**EXERCISE DESCRIPTION**
Return each entry exactly, omitting nothing.

Recorded data
+ + + + + + +
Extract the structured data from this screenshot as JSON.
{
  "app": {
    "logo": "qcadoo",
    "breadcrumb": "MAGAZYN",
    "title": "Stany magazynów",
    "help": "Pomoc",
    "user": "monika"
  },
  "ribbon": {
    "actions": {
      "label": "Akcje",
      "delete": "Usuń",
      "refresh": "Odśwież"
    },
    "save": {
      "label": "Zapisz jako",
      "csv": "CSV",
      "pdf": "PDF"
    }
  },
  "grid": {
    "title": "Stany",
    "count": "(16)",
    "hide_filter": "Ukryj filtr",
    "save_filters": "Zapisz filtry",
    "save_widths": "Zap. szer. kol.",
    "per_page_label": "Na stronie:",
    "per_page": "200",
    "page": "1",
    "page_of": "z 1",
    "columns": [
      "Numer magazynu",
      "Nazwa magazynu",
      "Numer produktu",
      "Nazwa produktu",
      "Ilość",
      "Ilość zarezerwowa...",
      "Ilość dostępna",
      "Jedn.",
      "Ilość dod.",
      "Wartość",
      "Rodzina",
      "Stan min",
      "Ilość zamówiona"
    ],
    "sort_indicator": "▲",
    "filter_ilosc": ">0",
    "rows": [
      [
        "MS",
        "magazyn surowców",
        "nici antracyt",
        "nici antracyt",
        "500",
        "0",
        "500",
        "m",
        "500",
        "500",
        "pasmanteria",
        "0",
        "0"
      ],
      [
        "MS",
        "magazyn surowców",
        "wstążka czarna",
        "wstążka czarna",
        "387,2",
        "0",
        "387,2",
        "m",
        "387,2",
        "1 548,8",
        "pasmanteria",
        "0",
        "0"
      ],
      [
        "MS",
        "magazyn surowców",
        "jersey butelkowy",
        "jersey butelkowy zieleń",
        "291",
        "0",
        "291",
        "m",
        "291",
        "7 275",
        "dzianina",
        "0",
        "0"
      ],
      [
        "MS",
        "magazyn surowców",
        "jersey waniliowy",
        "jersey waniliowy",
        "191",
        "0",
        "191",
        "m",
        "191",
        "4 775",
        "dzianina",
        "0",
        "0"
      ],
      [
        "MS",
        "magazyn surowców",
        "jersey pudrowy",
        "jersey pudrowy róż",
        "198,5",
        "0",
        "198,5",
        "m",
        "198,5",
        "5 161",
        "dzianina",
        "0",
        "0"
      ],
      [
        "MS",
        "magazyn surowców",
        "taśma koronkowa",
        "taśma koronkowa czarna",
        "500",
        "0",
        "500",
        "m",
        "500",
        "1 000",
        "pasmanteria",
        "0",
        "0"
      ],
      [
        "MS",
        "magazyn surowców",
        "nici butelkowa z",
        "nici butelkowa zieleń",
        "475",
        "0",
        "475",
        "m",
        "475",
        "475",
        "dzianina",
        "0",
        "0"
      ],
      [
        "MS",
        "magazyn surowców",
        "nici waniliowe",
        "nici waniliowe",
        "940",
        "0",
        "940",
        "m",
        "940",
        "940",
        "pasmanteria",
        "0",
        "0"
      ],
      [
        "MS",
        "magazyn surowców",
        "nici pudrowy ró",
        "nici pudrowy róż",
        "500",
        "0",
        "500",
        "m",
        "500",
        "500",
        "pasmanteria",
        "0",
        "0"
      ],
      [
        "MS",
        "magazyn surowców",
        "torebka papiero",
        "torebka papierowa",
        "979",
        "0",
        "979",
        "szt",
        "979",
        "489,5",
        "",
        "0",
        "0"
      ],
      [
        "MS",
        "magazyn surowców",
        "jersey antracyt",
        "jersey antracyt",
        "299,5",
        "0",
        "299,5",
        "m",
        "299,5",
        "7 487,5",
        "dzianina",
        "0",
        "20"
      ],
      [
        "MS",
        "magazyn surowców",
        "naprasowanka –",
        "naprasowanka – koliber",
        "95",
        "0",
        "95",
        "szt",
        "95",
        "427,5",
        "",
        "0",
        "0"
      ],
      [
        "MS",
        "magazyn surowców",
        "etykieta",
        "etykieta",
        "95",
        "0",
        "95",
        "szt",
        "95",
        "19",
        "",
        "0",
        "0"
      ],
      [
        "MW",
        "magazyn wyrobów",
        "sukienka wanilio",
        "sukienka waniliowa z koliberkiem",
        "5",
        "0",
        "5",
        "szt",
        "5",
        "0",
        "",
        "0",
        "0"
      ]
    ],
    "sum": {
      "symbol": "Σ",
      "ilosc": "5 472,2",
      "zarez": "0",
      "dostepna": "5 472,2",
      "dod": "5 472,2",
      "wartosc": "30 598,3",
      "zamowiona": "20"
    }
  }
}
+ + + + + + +
**EXERCISE RESULT**
Extract the structured data from this screenshot as JSON.
{
  "app": {
    "logo": "qcadoo",
    "breadcrumb": "MAGAZYN",
    "title": "Stany magazynów",
    "help": "Pomoc",
    "user": "monika"
  },
  "ribbon": {
    "actions": {
      "label": "Akcje",
      "delete": "Usuń",
      "refresh": "Odśwież"
    },
    "save": {
      "label": "Zapisz jako",
      "csv": "CSV",
      "pdf": "PDF"
    }
  },
  "grid": {
    "title": "Stany",
    "count": "(16)",
    "hide_filter": "Ukryj filtr",
    "save_filters": "Zapisz filtry",
    "save_widths": "Zap. szer. kol.",
    "per_page_label": "Na stronie:",
    "per_page": "200",
    "page": "1",
    "page_of": "z 1",
    "columns": [
      "Numer magazynu",
      "Nazwa magazynu",
      "Numer produktu",
      "Nazwa produktu",
      "Ilość",
      "Ilość zarezerwowa...",
      "Ilość dostępna",
      "Jedn.",
      "Ilość dod.",
      "Wartość",
      "Rodzina",
      "Stan min",
      "Ilość zamówiona"
    ],
    "sort_indicator": "▲",
    "filter_ilosc": ">0",
    "rows": [
      [
        "MS",
        "magazyn surowców",
        "nici antracyt",
        "nici antracyt",
        "500",
        "0",
        "500",
        "m",
        "500",
        "500",
        "pasmanteria",
        "0",
        "0"
      ],
      [
        "MS",
        "magazyn surowców",
        "wstążka czarna",
        "wstążka czarna",
        "387,2",
        "0",
        "387,2",
        "m",
        "387,2",
        "1 548,8",
        "pasmanteria",
        "0",
        "0"
      ],
      [
        "MS",
        "magazyn surowców",
        "jersey butelkowy",
        "jersey butelkowy zieleń",
        "291",
        "0",
        "291",
        "m",
        "291",
        "7 275",
        "dzianina",
        "0",
        "0"
      ],
      [
        "MS",
        "magazyn surowców",
        "jersey waniliowy",
        "jersey waniliowy",
        "191",
        "0",
        "191",
        "m",
        "191",
        "4 775",
        "dzianina",
        "0",
        "0"
      ],
      [
        "MS",
        "magazyn surowców",
        "jersey pudrowy",
        "jersey pudrowy róż",
        "198,5",
        "0",
        "198,5",
        "m",
        "198,5",
        "5 161",
        "dzianina",
        "0",
        "0"
      ],
      [
        "MS",
        "magazyn surowców",
        "taśma koronkowa",
        "taśma koronkowa czarna",
        "500",
        "0",
        "500",
        "m",
        "500",
        "1 000",
        "pasmanteria",
        "0",
        "0"
      ],
      [
        "MS",
        "magazyn surowców",
        "nici butelkowa z",
        "nici butelkowa zieleń",
        "475",
        "0",
        "475",
        "m",
        "475",
        "475",
        "dzianina",
        "0",
        "0"
      ],
      [
        "MS",
        "magazyn surowców",
        "nici waniliowe",
        "nici waniliowe",
        "940",
        "0",
        "940",
        "m",
        "940",
        "940",
        "pasmanteria",
        "0",
        "0"
      ],
      [
        "MS",
        "magazyn surowców",
        "nici pudrowy ró",
        "nici pudrowy róż",
        "500",
        "0",
        "500",
        "m",
        "500",
        "500",
        "pasmanteria",
        "0",
        "0"
      ],
      [
        "MS",
        "magazyn surowców",
        "torebka papiero",
        "torebka papierowa",
        "979",
        "0",
        "979",
        "szt",
        "979",
        "489,5",
        "",
        "0",
        "0"
      ],
      [
        "MS",
        "magazyn surowców",
        "jersey antracyt",
        "jersey antracyt",
        "299,5",
        "0",
        "299,5",
        "m",
        "299,5",
        "7 487,5",
        "dzianina",
        "0",
        "20"
      ],
      [
        "MS",
        "magazyn surowców",
        "naprasowanka –",
        "naprasowanka – koliber",
        "95",
        "0",
        "95",
        "szt",
        "95",
        "427,5",
        "",
        "0",
        "0"
      ],
      [
        "MS",
        "magazyn surowców",
        "etykieta",
        "etykieta",
        "95",
        "0",
        "95",
        "szt",
        "95",
        "19",
        "",
        "0",
        "0"
      ],
      [
        "MW",
        "magazyn wyrobów",
        "sukienka wanilio",
        "sukienka waniliowa z koliberkiem",
        "5",
        "0",
        "5",
        "szt",
        "5",
        "0",
        "",
        "0",
        "0"
      ]
    ],
    "sum": {
      "symbol": "Σ",
      "ilosc": "5 472,2",
      "zarez": "0",
      "dostepna": "5 472,2",
      "dod": "5 472,2",
      "wartosc": "30 598,3",
      "zamowiona": "20"
    }
  }
}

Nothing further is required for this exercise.